ASSIGNMENT
Line by line, copy the material below exactly as given.

DATA SHOWN
"""

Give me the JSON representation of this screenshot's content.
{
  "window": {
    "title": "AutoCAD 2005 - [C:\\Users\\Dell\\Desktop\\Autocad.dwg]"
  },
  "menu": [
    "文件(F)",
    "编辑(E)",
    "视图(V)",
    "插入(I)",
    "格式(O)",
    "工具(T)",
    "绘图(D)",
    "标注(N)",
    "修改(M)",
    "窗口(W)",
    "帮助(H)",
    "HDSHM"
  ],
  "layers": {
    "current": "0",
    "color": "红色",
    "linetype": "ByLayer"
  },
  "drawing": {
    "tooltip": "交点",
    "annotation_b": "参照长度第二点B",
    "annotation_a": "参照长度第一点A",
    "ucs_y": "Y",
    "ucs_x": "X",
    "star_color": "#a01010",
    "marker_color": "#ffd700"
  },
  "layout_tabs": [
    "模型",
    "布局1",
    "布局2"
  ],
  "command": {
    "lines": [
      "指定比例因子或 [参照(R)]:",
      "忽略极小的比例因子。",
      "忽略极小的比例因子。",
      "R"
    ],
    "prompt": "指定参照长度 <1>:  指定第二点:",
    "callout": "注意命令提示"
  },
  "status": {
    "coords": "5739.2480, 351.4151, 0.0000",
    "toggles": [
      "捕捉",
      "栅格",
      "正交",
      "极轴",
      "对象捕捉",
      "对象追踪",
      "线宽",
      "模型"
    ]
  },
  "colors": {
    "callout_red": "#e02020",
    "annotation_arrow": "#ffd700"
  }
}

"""

SOLUTION TO THE PROBLEM
Give me the JSON representation of this screenshot's content.
{
  "window": {
    "title": "AutoCAD 2005 - [C:\\Users\\Dell\\Desktop\\Autocad.dwg]"
  },
  "menu": [
    "文件(F)",
    "编辑(E)",
    "视图(V)",
    "插入(I)",
    "格式(O)",
    "工具(T)",
    "绘图(D)",
    "标注(N)",
    "修改(M)",
    "窗口(W)",
    "帮助(H)",
    "HDSHM"
  ],
  "layers": {
    "current": "0",
    "color": "红色",
    "linetype": "ByLayer"
  },
  "drawing": {
    "tooltip": "交点",
    "annotation_b": "参照长度第二点B",
    "annotation_a": "参照长度第一点A",
    "ucs_y": "Y",
    "ucs_x": "X",
    "star_color": "#a01010",
    "marker_color": "#ffd700"
  },
  "layout_tabs": [
    "模型",
    "布局1",
    "布局2"
  ],
  "command": {
    "lines": [
      "指定比例因子或 [参照(R)]:",
      "忽略极小的比例因子。",
      "忽略极小的比例因子。",
      "R"
    ],
    "prompt": "指定参照长度 <1>:  指定第二点:",
    "callout": "注意命令提示"
  },
  "status": {
    "coords": "5739.2480, 351.4151, 0.0000",
    "toggles": [
      "捕捉",
      "栅格",
      "正交",
      "极轴",
      "对象捕捉",
      "对象追踪",
      "线宽",
      "模型"
    ]
  },
  "colors": {
    "callout_red": "#e02020",
    "annotation_arrow": "#ffd700"
  }
}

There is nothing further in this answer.